Hu Z.,Key Laboratory of Humid Subtropical Mountain Ecology |
Hu Z.,Fujian Normal University |
He Z.,Fujian Agriculture and forestry University |
Fan S.,International Center for Bamboo And Rattan |
And 9 more authors.
Shengtai Xuebao/ Acta Ecologica Sinica | Year: 2013

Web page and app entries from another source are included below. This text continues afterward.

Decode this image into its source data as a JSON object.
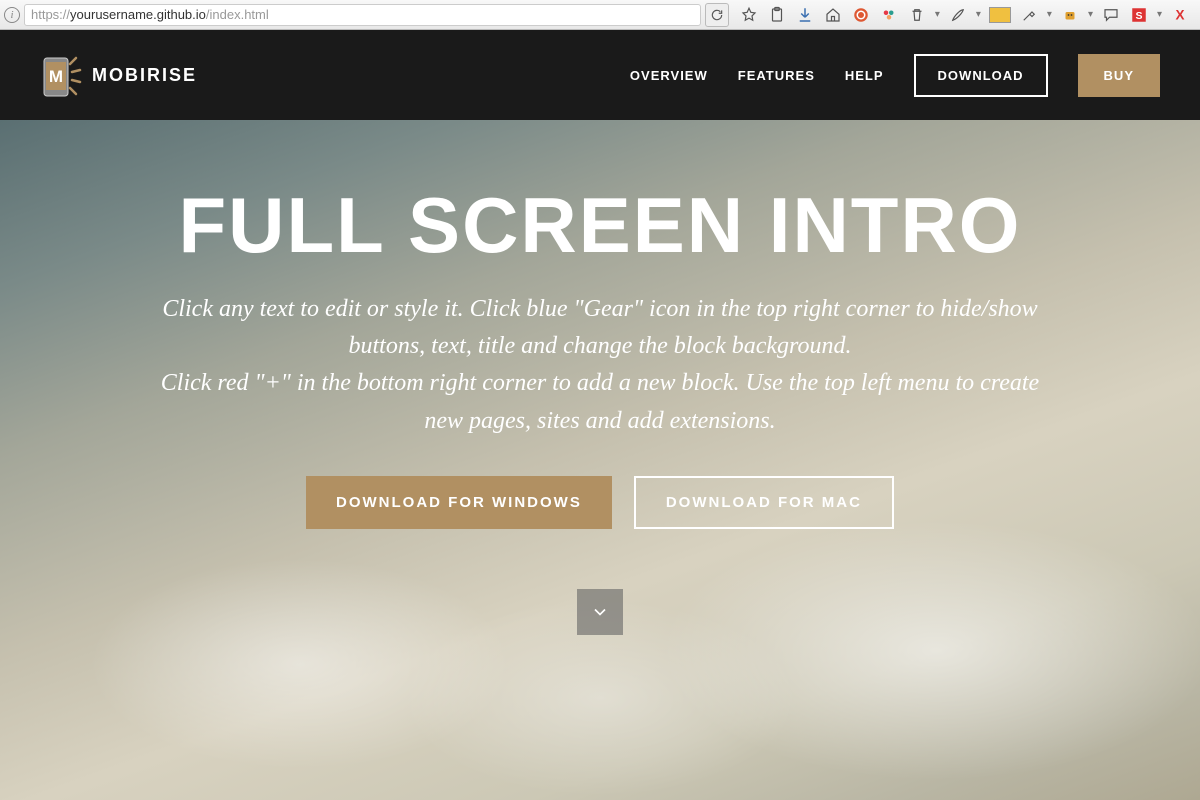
{
  "browser": {
    "url_prefix": "https://",
    "url_main": "yourusername.github.io",
    "url_suffix": "/index.html"
  },
  "header": {
    "brand": "MOBIRISE",
    "logo_letter": "M",
    "nav": {
      "overview": "OVERVIEW",
      "features": "FEATURES",
      "help": "HELP",
      "download": "DOWNLOAD",
      "buy": "BUY"
    }
  },
  "hero": {
    "title": "FULL SCREEN INTRO",
    "paragraph": "Click any text to edit or style it. Click blue \"Gear\" icon in the top right corner to hide/show buttons, text, title and change the block background.\nClick red \"+\" in the bottom right corner to add a new block. Use the top left menu to create new pages, sites and add extensions.",
    "button_windows": "DOWNLOAD FOR WINDOWS",
    "button_mac": "DOWNLOAD FOR MAC"
  },
  "colors": {
    "accent": "#b19062",
    "header_bg": "#1a1a1a"
  }
}
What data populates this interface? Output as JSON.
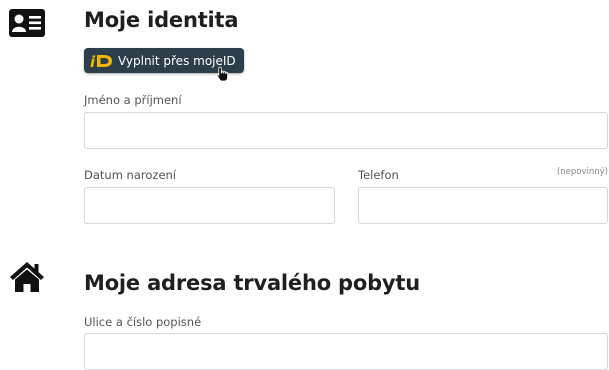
{
  "identity": {
    "title": "Moje identita",
    "icon": "id-card-icon",
    "mojeid_button": {
      "label": "Vyplnit přes mojeID",
      "logo": "mojeid-logo-icon"
    },
    "full_name": {
      "label": "Jméno a příjmení",
      "value": "",
      "placeholder": ""
    },
    "birth_date": {
      "label": "Datum narození",
      "value": "",
      "placeholder": ""
    },
    "phone": {
      "label": "Telefon",
      "optional": "(nepovinný)",
      "value": "",
      "placeholder": ""
    }
  },
  "address": {
    "title": "Moje adresa trvalého pobytu",
    "icon": "home-icon",
    "street": {
      "label": "Ulice a číslo popisné",
      "value": "",
      "placeholder": ""
    }
  },
  "colors": {
    "button_bg": "#2b3e4a",
    "logo_accent": "#f2b705",
    "icon_color": "#111111"
  }
}
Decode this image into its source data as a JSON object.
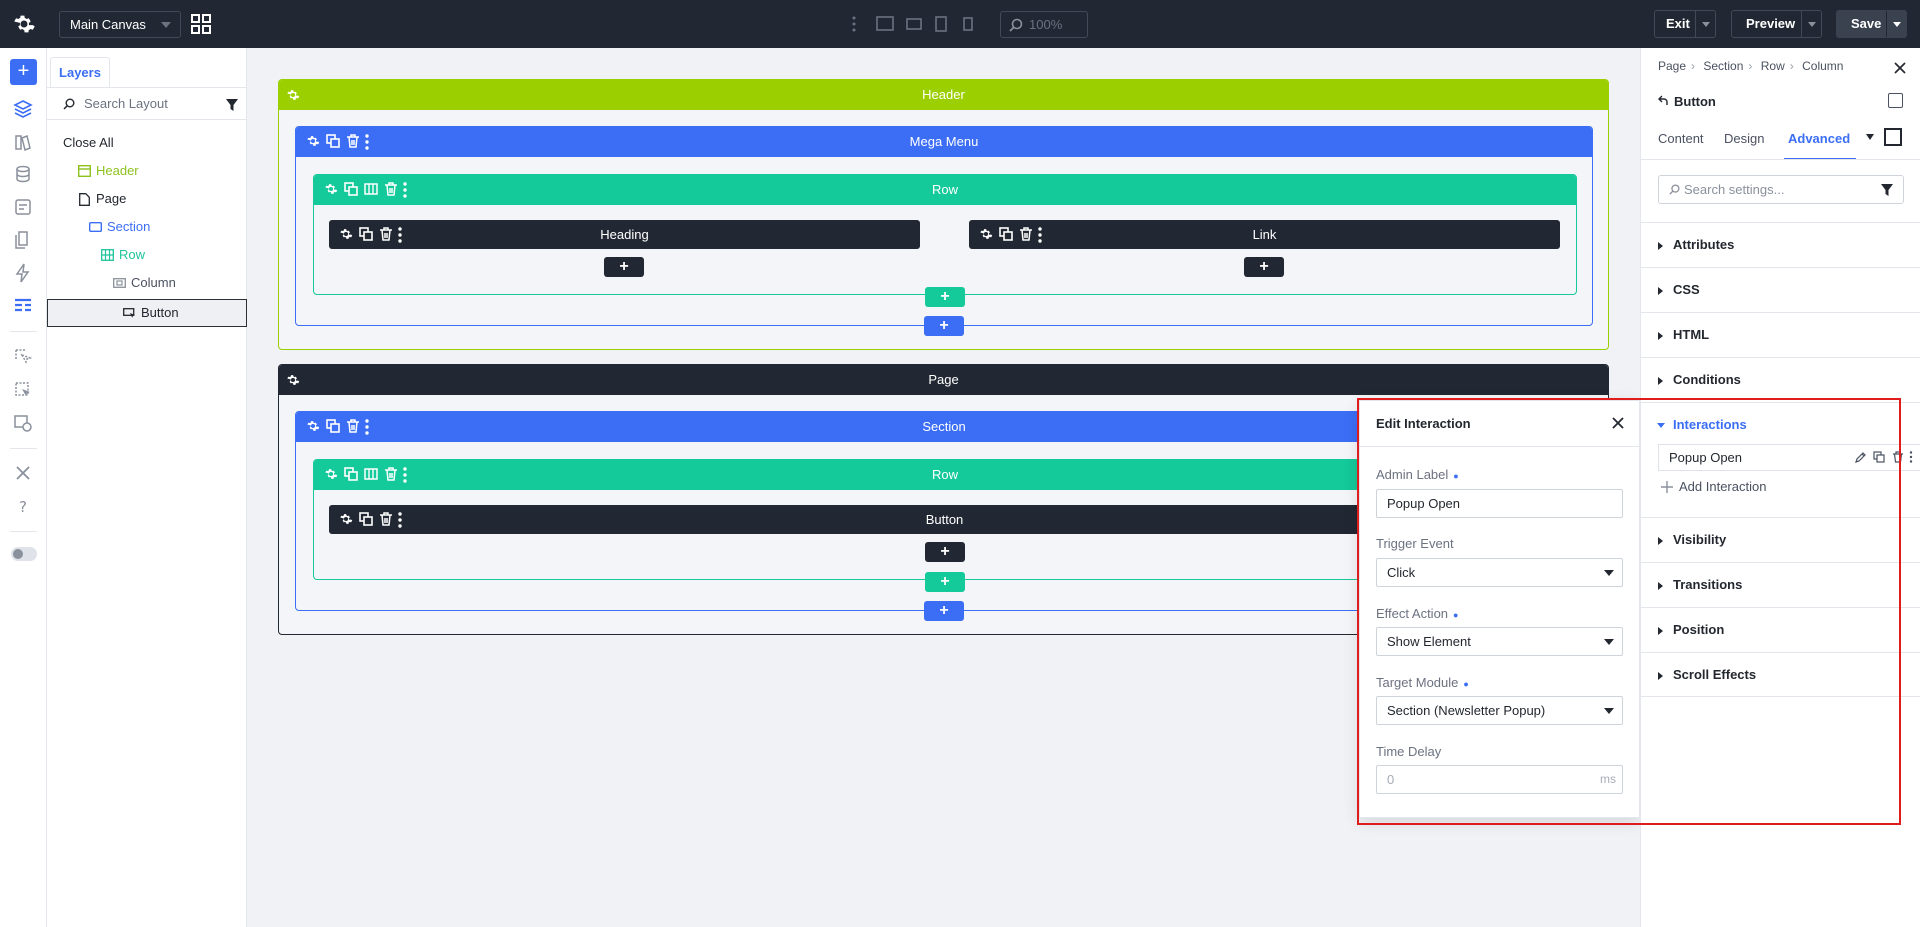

The long-term effects of harvest residue management on total soil carbon (C) and nitrogen (N) concentrations in the mineral soil (to a depth of 40 cm) in a replanted Chinese fir (Cunninghamia lanceolata(Lamb.)Hook) plantation were studied. The plantation was subjected to five harvest residue management treatments including: (1) whole tree harvest plus forest floor removal, (2) whole tree harvest,(3) stem only harvest, (4) double residue, and (5) burning residue. Soil samples were collected in 3, 6, 9, 12 and 15 years after tree replanting. The results showed that there was a trend for C and N concentrations to be higher in double residue treatment than other treatments in 0-10 cm layer during the first 15 years. However, one-way ANOVA showed that harvest residue management had no significant effects on C and N concentrations in 0-10 cm, 10-20 cm or 20-40 cm layers at any sampling year (P >0.05). Analysis of repeated- measures ANOVA showed that C and N concentrations for the three depth layers varied between years (P<0.01). Neither harvest residue management nor the interaction of sampling year and harvest residue management had any significant effects on C and N concentrations in any depth of soil layers (P>0.05). Soil C stock at the 0-40 cm depth was 88.71 Mg/ hm2 at age 15 years on average. Again, one-way ANOVA showed harvest residue management had no significant effect on the soil C stocks at any soil depths (P > 0.05). These observations suggested that the long-term effects of harvest residue management on C and N concentrations in Chinese fir plantation were not significant in subtropical China. Source